Among the entries below, find the lines with the word "value" and copy them.

____

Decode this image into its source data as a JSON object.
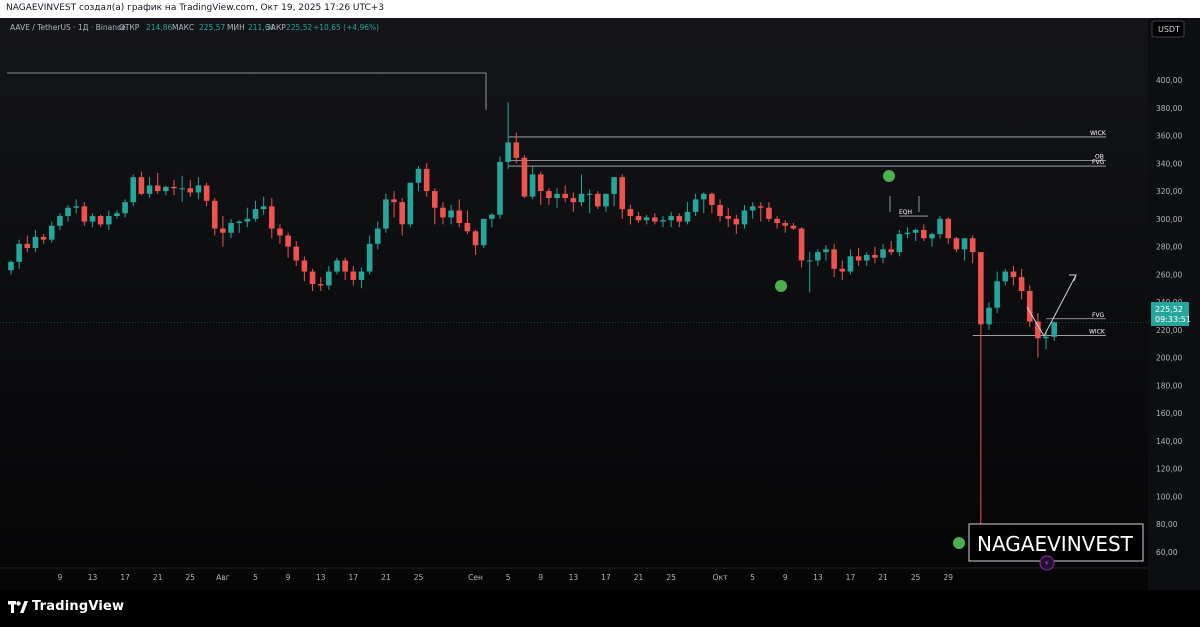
{
  "header": {
    "text": "NAGAEVINVEST создал(а) график на TradingView.com, Окт 19, 2025 17:26 UTC+3"
  },
  "footer": {
    "logo_text": "TradingView",
    "logo_icon": "tradingview-logo-icon"
  },
  "colors": {
    "background": "#0b0c10",
    "up": "#26a69a",
    "down": "#ef5350",
    "line": "#b2b5be",
    "marker": "#4caf50",
    "text": "#b2b5be",
    "price_label": "#26a69a"
  },
  "chart_data": {
    "type": "candlestick",
    "legend": {
      "symbol": "AAVE / TetherUS · 1Д · Binance",
      "open_label": "ОТКР",
      "open": "214,86",
      "high_label": "МАКС",
      "high": "225,57",
      "low_label": "МИН",
      "low": "211,64",
      "close_label": "ЗАКР",
      "close": "225,52",
      "change": "+10,65 (+4,96%)"
    },
    "currency_label": "USDT",
    "y_axis": {
      "min": 50,
      "max": 420,
      "ticks": [
        60,
        80,
        100,
        120,
        140,
        160,
        180,
        200,
        220,
        240,
        260,
        280,
        300,
        320,
        340,
        360,
        380,
        400
      ],
      "tick_labels": [
        "60,00",
        "80,00",
        "100,00",
        "120,00",
        "140,00",
        "160,00",
        "180,00",
        "200,00",
        "220,00",
        "240,00",
        "260,00",
        "280,00",
        "300,00",
        "320,00",
        "340,00",
        "360,00",
        "380,00",
        "400,00"
      ]
    },
    "x_axis": {
      "labels": [
        "9",
        "13",
        "17",
        "21",
        "25",
        "Авг",
        "5",
        "9",
        "13",
        "17",
        "21",
        "25",
        "Сен",
        "5",
        "9",
        "13",
        "17",
        "21",
        "25",
        "Окт",
        "5",
        "9",
        "13",
        "17",
        "21",
        "25",
        "29"
      ],
      "label_index": [
        6,
        10,
        14,
        18,
        22,
        26,
        30,
        34,
        38,
        42,
        46,
        50,
        57,
        61,
        65,
        69,
        73,
        77,
        81,
        87,
        91,
        95,
        99,
        103,
        107,
        111,
        115
      ]
    },
    "candles": [
      [
        0,
        263,
        270,
        260,
        269
      ],
      [
        1,
        269,
        285,
        264,
        282
      ],
      [
        2,
        282,
        288,
        276,
        279
      ],
      [
        3,
        279,
        292,
        276,
        287
      ],
      [
        4,
        287,
        289,
        282,
        285
      ],
      [
        5,
        285,
        298,
        283,
        295
      ],
      [
        6,
        295,
        304,
        292,
        302
      ],
      [
        7,
        302,
        310,
        298,
        308
      ],
      [
        8,
        308,
        314,
        304,
        309
      ],
      [
        9,
        309,
        312,
        295,
        298
      ],
      [
        10,
        298,
        304,
        294,
        302
      ],
      [
        11,
        302,
        303,
        294,
        296
      ],
      [
        12,
        296,
        306,
        292,
        302
      ],
      [
        13,
        302,
        306,
        300,
        304
      ],
      [
        14,
        304,
        314,
        301,
        312
      ],
      [
        15,
        312,
        332,
        309,
        330
      ],
      [
        16,
        330,
        334,
        317,
        318
      ],
      [
        17,
        318,
        330,
        315,
        324
      ],
      [
        18,
        324,
        333,
        318,
        320
      ],
      [
        19,
        320,
        324,
        317,
        323
      ],
      [
        20,
        323,
        328,
        317,
        322
      ],
      [
        21,
        322,
        331,
        312,
        322
      ],
      [
        22,
        322,
        328,
        316,
        319
      ],
      [
        23,
        319,
        330,
        314,
        324
      ],
      [
        24,
        324,
        326,
        309,
        313
      ],
      [
        25,
        313,
        315,
        288,
        293
      ],
      [
        26,
        293,
        302,
        280,
        290
      ],
      [
        27,
        290,
        300,
        286,
        297
      ],
      [
        28,
        297,
        299,
        290,
        298
      ],
      [
        29,
        298,
        308,
        294,
        300
      ],
      [
        30,
        300,
        313,
        298,
        307
      ],
      [
        31,
        307,
        316,
        303,
        309
      ],
      [
        32,
        309,
        315,
        286,
        293
      ],
      [
        33,
        293,
        296,
        282,
        288
      ],
      [
        34,
        288,
        290,
        272,
        280
      ],
      [
        35,
        280,
        284,
        266,
        270
      ],
      [
        36,
        270,
        273,
        255,
        262
      ],
      [
        37,
        262,
        264,
        248,
        253
      ],
      [
        38,
        253,
        258,
        248,
        252
      ],
      [
        39,
        252,
        266,
        249,
        262
      ],
      [
        40,
        262,
        272,
        260,
        270
      ],
      [
        41,
        270,
        272,
        256,
        262
      ],
      [
        42,
        262,
        266,
        252,
        256
      ],
      [
        43,
        256,
        265,
        250,
        262
      ],
      [
        44,
        262,
        288,
        260,
        282
      ],
      [
        45,
        282,
        298,
        278,
        293
      ],
      [
        46,
        293,
        318,
        290,
        314
      ],
      [
        47,
        314,
        320,
        301,
        312
      ],
      [
        48,
        312,
        315,
        288,
        296
      ],
      [
        49,
        296,
        324,
        294,
        326
      ],
      [
        50,
        326,
        338,
        320,
        336
      ],
      [
        51,
        336,
        340,
        316,
        320
      ],
      [
        52,
        320,
        322,
        296,
        308
      ],
      [
        53,
        308,
        312,
        296,
        301
      ],
      [
        54,
        301,
        310,
        296,
        306
      ],
      [
        55,
        306,
        314,
        294,
        297
      ],
      [
        56,
        297,
        306,
        289,
        291
      ],
      [
        57,
        291,
        292,
        274,
        281
      ],
      [
        58,
        281,
        300,
        279,
        300
      ],
      [
        59,
        300,
        304,
        294,
        303
      ],
      [
        60,
        303,
        345,
        300,
        341
      ],
      [
        61,
        341,
        384,
        336,
        355
      ],
      [
        62,
        355,
        362,
        340,
        344
      ],
      [
        63,
        344,
        346,
        315,
        316
      ],
      [
        64,
        316,
        338,
        314,
        332
      ],
      [
        65,
        332,
        334,
        310,
        320
      ],
      [
        66,
        320,
        322,
        310,
        315
      ],
      [
        67,
        315,
        322,
        308,
        318
      ],
      [
        68,
        318,
        324,
        312,
        315
      ],
      [
        69,
        315,
        319,
        305,
        312
      ],
      [
        70,
        312,
        332,
        309,
        318
      ],
      [
        71,
        318,
        321,
        304,
        318
      ],
      [
        72,
        318,
        320,
        307,
        309
      ],
      [
        73,
        309,
        318,
        305,
        318
      ],
      [
        74,
        318,
        330,
        309,
        330
      ],
      [
        75,
        330,
        332,
        300,
        307
      ],
      [
        76,
        307,
        310,
        296,
        302
      ],
      [
        77,
        302,
        305,
        297,
        299
      ],
      [
        78,
        299,
        303,
        296,
        301
      ],
      [
        79,
        301,
        304,
        296,
        298
      ],
      [
        80,
        298,
        302,
        294,
        299
      ],
      [
        81,
        299,
        305,
        294,
        302
      ],
      [
        82,
        302,
        304,
        294,
        298
      ],
      [
        83,
        298,
        312,
        296,
        305
      ],
      [
        84,
        305,
        318,
        302,
        314
      ],
      [
        85,
        314,
        319,
        304,
        318
      ],
      [
        86,
        318,
        319,
        304,
        310
      ],
      [
        87,
        310,
        314,
        298,
        302
      ],
      [
        88,
        302,
        308,
        294,
        300
      ],
      [
        89,
        300,
        303,
        289,
        296
      ],
      [
        90,
        296,
        310,
        293,
        306
      ],
      [
        91,
        306,
        312,
        300,
        309
      ],
      [
        92,
        309,
        312,
        298,
        308
      ],
      [
        93,
        308,
        312,
        298,
        300
      ],
      [
        94,
        300,
        302,
        293,
        297
      ],
      [
        95,
        297,
        299,
        290,
        295
      ],
      [
        96,
        295,
        297,
        292,
        293
      ],
      [
        97,
        293,
        294,
        265,
        270
      ],
      [
        98,
        270,
        276,
        247,
        270
      ],
      [
        99,
        270,
        278,
        266,
        276
      ],
      [
        100,
        276,
        281,
        270,
        278
      ],
      [
        101,
        278,
        282,
        258,
        264
      ],
      [
        102,
        264,
        270,
        256,
        262
      ],
      [
        103,
        262,
        278,
        260,
        273
      ],
      [
        104,
        273,
        279,
        266,
        270
      ],
      [
        105,
        270,
        276,
        266,
        274
      ],
      [
        106,
        274,
        280,
        268,
        272
      ],
      [
        107,
        272,
        282,
        268,
        278
      ],
      [
        108,
        278,
        284,
        274,
        276
      ],
      [
        109,
        276,
        292,
        273,
        289
      ],
      [
        110,
        289,
        294,
        286,
        290
      ],
      [
        111,
        290,
        293,
        284,
        292
      ],
      [
        112,
        292,
        296,
        284,
        286
      ],
      [
        113,
        286,
        290,
        280,
        289
      ],
      [
        114,
        289,
        302,
        286,
        300
      ],
      [
        115,
        300,
        301,
        282,
        286
      ],
      [
        116,
        286,
        287,
        276,
        278
      ],
      [
        117,
        278,
        286,
        270,
        286
      ],
      [
        118,
        286,
        288,
        268,
        276
      ],
      [
        119,
        276,
        276,
        75,
        224
      ],
      [
        120,
        224,
        240,
        220,
        236
      ],
      [
        121,
        236,
        262,
        232,
        255
      ],
      [
        122,
        255,
        264,
        252,
        262
      ],
      [
        123,
        262,
        266,
        252,
        258
      ],
      [
        124,
        258,
        264,
        242,
        248
      ],
      [
        125,
        248,
        252,
        222,
        226
      ],
      [
        126,
        226,
        232,
        200,
        214
      ],
      [
        127,
        214,
        218,
        206,
        215
      ],
      [
        128,
        215,
        226,
        212,
        225.5
      ]
    ],
    "horizontal_levels": [
      {
        "name": "WICK",
        "value": 359
      },
      {
        "name": "OB",
        "value": 342
      },
      {
        "name": "FVG",
        "value": 338
      },
      {
        "name": "FVG",
        "value": 228
      },
      {
        "name": "WICK",
        "value": 216
      },
      {
        "name": "EQH",
        "value": 302
      }
    ],
    "annotations": [
      "WICK",
      "OB",
      "FVG",
      "EQH",
      "FVG",
      "WICK"
    ],
    "price_label": {
      "price": "225,52",
      "countdown": "09:33:51"
    },
    "watermark": "NAGAEVINVEST"
  }
}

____

Output of the task:
        "value": 359
        "value": 342
        "value": 338
        "value": 228
        "value": 216
        "value": 302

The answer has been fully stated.